Metallica: Through the Never (2013)
Directed by Nimrod Antal
Horror and heavy metal collide on the big screen in Nimrod Antal’s Metallica: Through the Never, a 3D tale that seeks to use the music of the thrash heavyweights as the backdrop for a roadie’s post-apocalyptic nightmare scenario. Billed as a narrative rather than a mere concert film, Antal utilizes some creepy imagery to construct a loose story, but the film truly shines when Metallica is placed front and center.
Nimrod Antal’s story suggests a parallel to the nightmare-like insanity often suggested in the music of heavy metal’s reigning kings. Dane DeHaan plays Trip, a roadie for Metallica who is sent into the city to retrieve something from a truck that has run out of gas. Seemingly upset that he has to miss the show, Trip pops an unidentified pill and hits the road. As the band plays on, Trip’s simple assignment takes a turn for the worse when he gets into a car accident and finds himself in the middle of a post-apocalyptic nightmare.
Through the Never is less a narrative than it is a glorified ninety-minute music video, with Metallica’s music setting the tone for Trip’s terrifying ordeal. “Fuel” plays as he whips through the empty streets of an unnamed city, while “One” slowly sets the stage for a confrontation between police and a mob of armed rioters lead by a gas mask-wearing horseman wielding a sledgehammer. Police and passersby are strung up and hung from light posts as Trip fights his way through the crowd to get to the disabled truck and retrieve a lone bag, the contents of which are unknown.

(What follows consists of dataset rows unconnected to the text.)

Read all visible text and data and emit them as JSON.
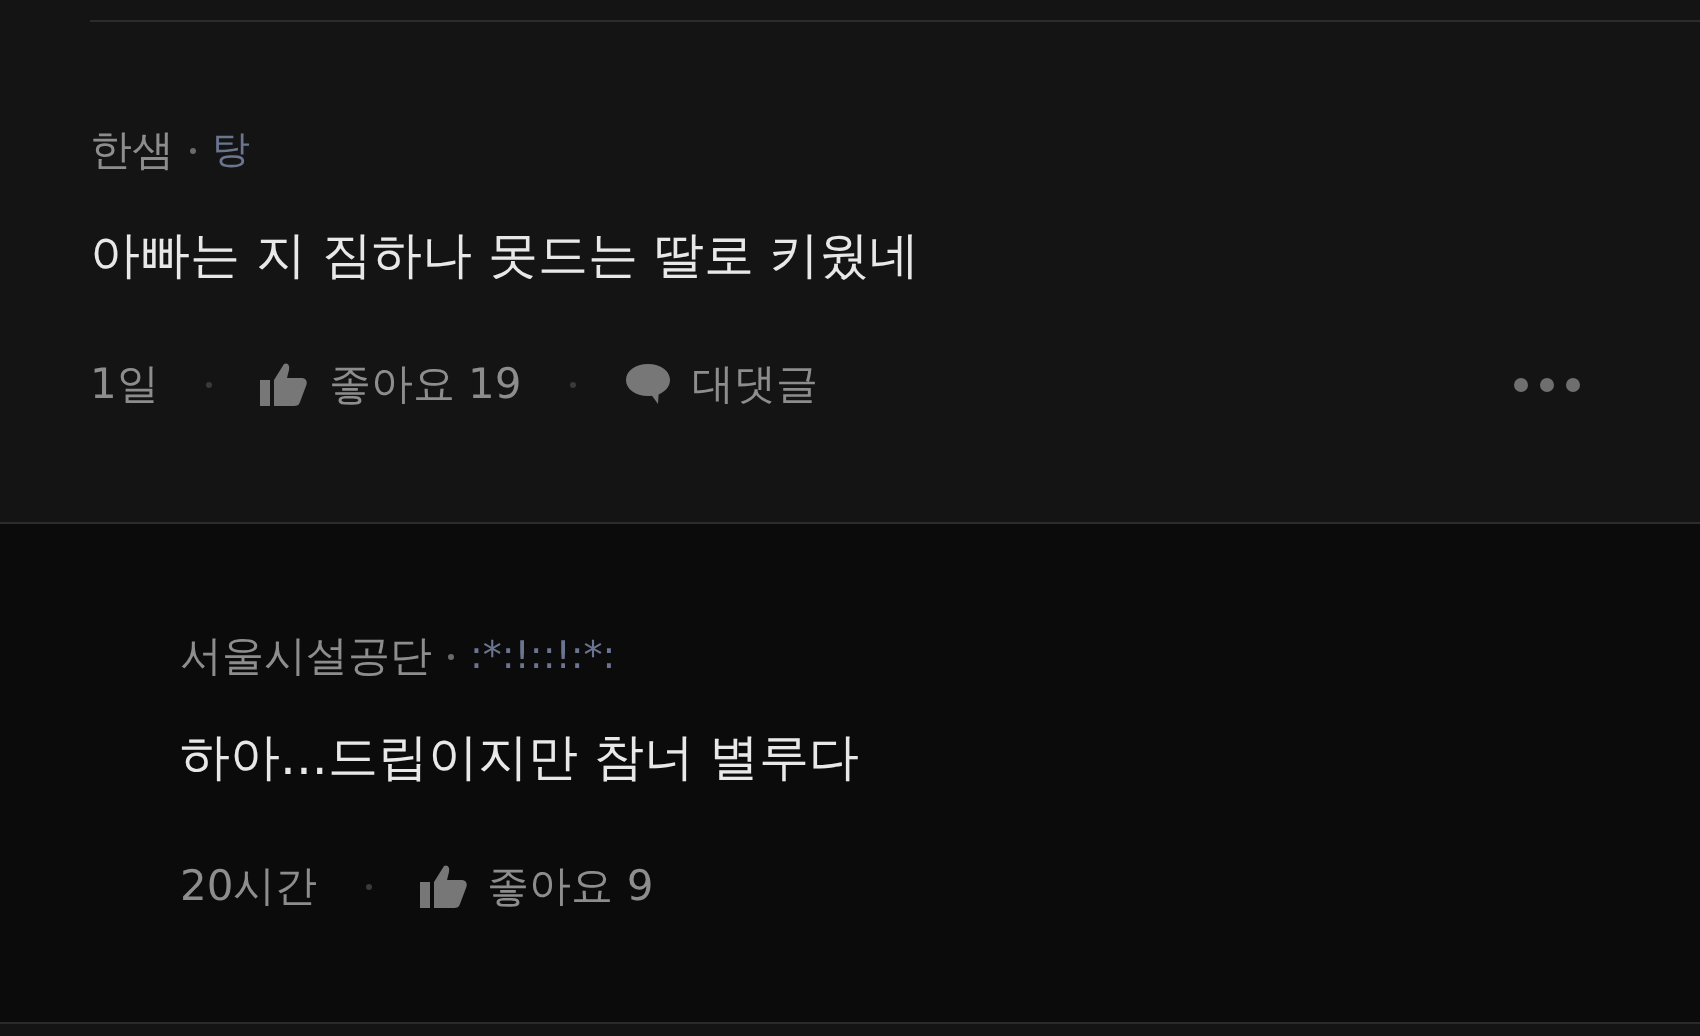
{
  "comments": [
    {
      "kind": "comment",
      "author": "한샘",
      "badge": "탕",
      "text": "아빠는 지 짐하나 못드는 딸로 키웠네",
      "time": "1일",
      "likes": "좋아요 19",
      "reply_label": "대댓글",
      "more_menu": true
    },
    {
      "kind": "reply",
      "author": "서울시설공단",
      "badge": ":*:!::!:*:",
      "text": "하아...드립이지만 참너 별루다",
      "time": "20시간",
      "likes": "좋아요 9",
      "more_menu": false
    }
  ]
}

These initial scenes suggest a narrative driven by the band’s music, but as Trip presses on, the music becomes less relevant to the story, both in terms of theme and tone. Despite a few moments where the tone of the music matches the tone of the action, the music simply chugs along without any real connection to the story. Metallica’s catalogue has a number of songs that could have easily fit into the insanity of it all (“The God That Failed” comes to mind), both thematically and tonally, but they never explore these opportunities beyond the first few songs. The bulk of the film is comprised of the band’s live show, and DeHaan’s scenes serve as non-musical interludes for their blistering performance. It’s just not enough to be considered a story, and those going in expecting as much will be disappointed.
As such, Through the Never is incredible only as a concert film. Filmed in 3D and capturing the awe-inspiring power of Metallica’s live show, Antal showcases the band’s raw talent as performers as they move swiftly through some of their biggest hits, including “Creeping Death,” “For Whom the Bell Tolls,” and “Master of Puppets.” As it stands, the concert-as-backdrop for the story is far less interesting than the concert itself, which features plenty of moments to remind you of Metallica’s impact. At the end of their performance of “The Memory Remains,” the band lets the crowd take over vocal duties for Marianne Faithful, the British singer-songwriter who sang background vocals on the track on the band’s album ReLoad. As the music fades, the deafening roar of the crowd consumes the arena as James Hetfield, Lars Ulrich, Kirk Hammett, and Robert Trujillo gaze silently into the crowd, amazed at what they’ve inspired.
And that’s where Antal succeeds. Metallica is a larger than life band, and their impact transcends genre. They helped to not just change the face of metal, but bring it mainstream. I can’t count how many times I’ve met people who say they don’t like metal, but they like Metallica. Furthermore, the use of native 3D sucks you in and makes you feel as if you’re on stage with the band, as multiple cameras capture their epic performance from all angles. For a fan of Metallica, it’s the next best thing to being there and experiencing their 30+ year legacy, but for those who desire more than a mere concert film, it’s likely Through the Never will appear as nothing more than a bait and switch. The use of a concert to set the stage for a post-apocalyptic scenario is ambitious, but Antal doesn’t utilize it to its full potential.
3 out of 5